The Bank of Japan announced Tuesday night that it was keeping its monetary policy steady, and reported its price and economic forecasts unchanged.
The 2018 outlook for the Japanese economy is the grow at a moderate pace with both corporate and household demand strong. All being supported by the highly accommodated financial conditions present in the Japanese economy and albeit the worldwide economy.
Taking advantage of the accommodative economic conditions, Business fixed investment is forecasted to grow steadily, with the added increase in Olympic-related investments.
Moreover, Labor-saving investments that will be employed to address labor-shortages will be an added tailwind to investment spending in 2018.
Private consumption is expected to increase moderately with the aforementioned labor-shortages being addressed and thereby putting more money in consumers pockets to spend.
Public investment is seen to remain at a relatively high levels given the Olympic Games-related investments.
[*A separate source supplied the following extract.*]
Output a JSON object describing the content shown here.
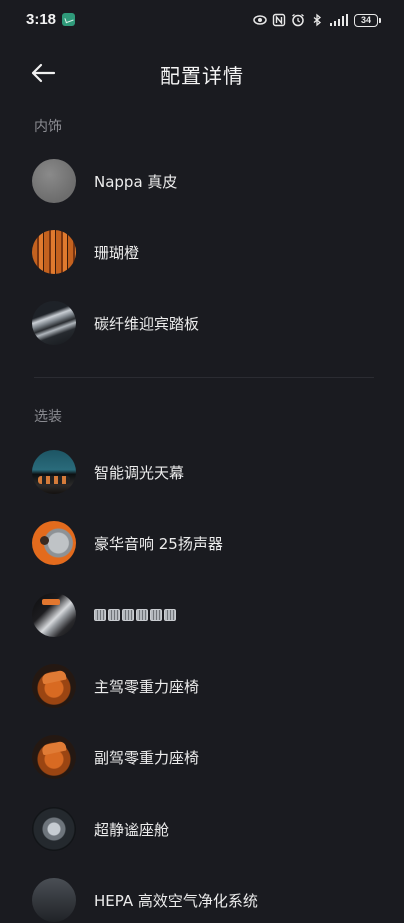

However, it’s important to note that the effects of the BoJ’s last stimulus measures will have a diminishing impact to the economy.
With advanced economies propelling further growth in emerging economies , exports are seen to sustain an increasing trend. However, keep this chart in mind.
With that in mind, looking ahead to 2019, the BoJ is expecting their economy to continue to expand driven by “external” demand,nonetheless a projected declaration in the domestic demand could put brakes on the Bull Market is Asia.
The BoJ suspects Business-Fixed Investment to contract after the Olympic-Games related spending “peaks out”. Moreover, they cite the slowdown in domestic demand can be attributed to cyclical capital stock adjustments after a sustained economic expansion to be warranted.
The central bank forecast the economy to grow 1.4 percent in the fiscal year starting in April, with inflation of 1.4 percent over the same period.
Board members’ inflation forecasts. Arrows indicate upside, downside risk to forecast. Circles mean risks balanced.
With the economy growing and inflation slowly but steadily rising, some investors had started to bet that the BOJ is nearing the point where it begins to normalize its ultra-loose monetary policy. The yen gained strength after the BOJ cut its bond purchases earlier this month. –Toru Fujioka and Masahiro Hidaka
Following are comments from BOJ Governor Haruhiko Kuroda at his post-meeting news conference:
“Japan’s economy is expanding moderately but inflation remains weak. Other countries are facing similar situations but unlike these countries, many of whom are seeing inflation move around 1.5 percent, inflation excluding energy costs is barely above zero percent in Japan.
“There is still some distance to 2 percent inflation, so we’re in no condition yet to debate the timing of an exit from ultra-easy monetary policy.
“There is absolutely no need to adjust our yield targets just because we revised up our assessment on inflation expectations.” (On the BOJ’s decision to revise up its assessment on inflation expectations)
“For Japan’s economy, it’s important for the BOJ to patiently continue with powerful monetary easing. (When asked whether the BOJ could slow its purchases of exchange-traded funds. (ETF)
“Our ETF buying is one aspect of our monetary policy framework, and has had a positive impact on the economy and prices by pushing down risk premiums. The purchases have played a big role.
“So far, we’re not seeing any signs investors are becoming excessively bullish on stock prices. There is also no big problem in terms of corporate governance. There is no need to review our ETF purchases now.
Japanese government bond prices edged up on Tuesday after the Bank of Japan kept its monetary policy on hold and largely maintained its economic projections, dropping no hint of a possible exit from its stimulus.
The 10-year JGB futures price rose 0.10 point to 150.47 while the benchmark cash 10-year JGB yield dipped 0.5 basis point to 0.070 percent, slipping further from a six-month high of 0.090 percent set on Thursday.
The 20-year JGBs were also well-bid, with their yield inching down 0.5 basis point to 0.585 percent.
Other maturities were mostly flat, with the five-year yield at minus 0.085 percent and 30-year at 0.820 percent.
The BOJ kept monetary settings unchanged and stuck to its growth
and inflation forecast. -Reuters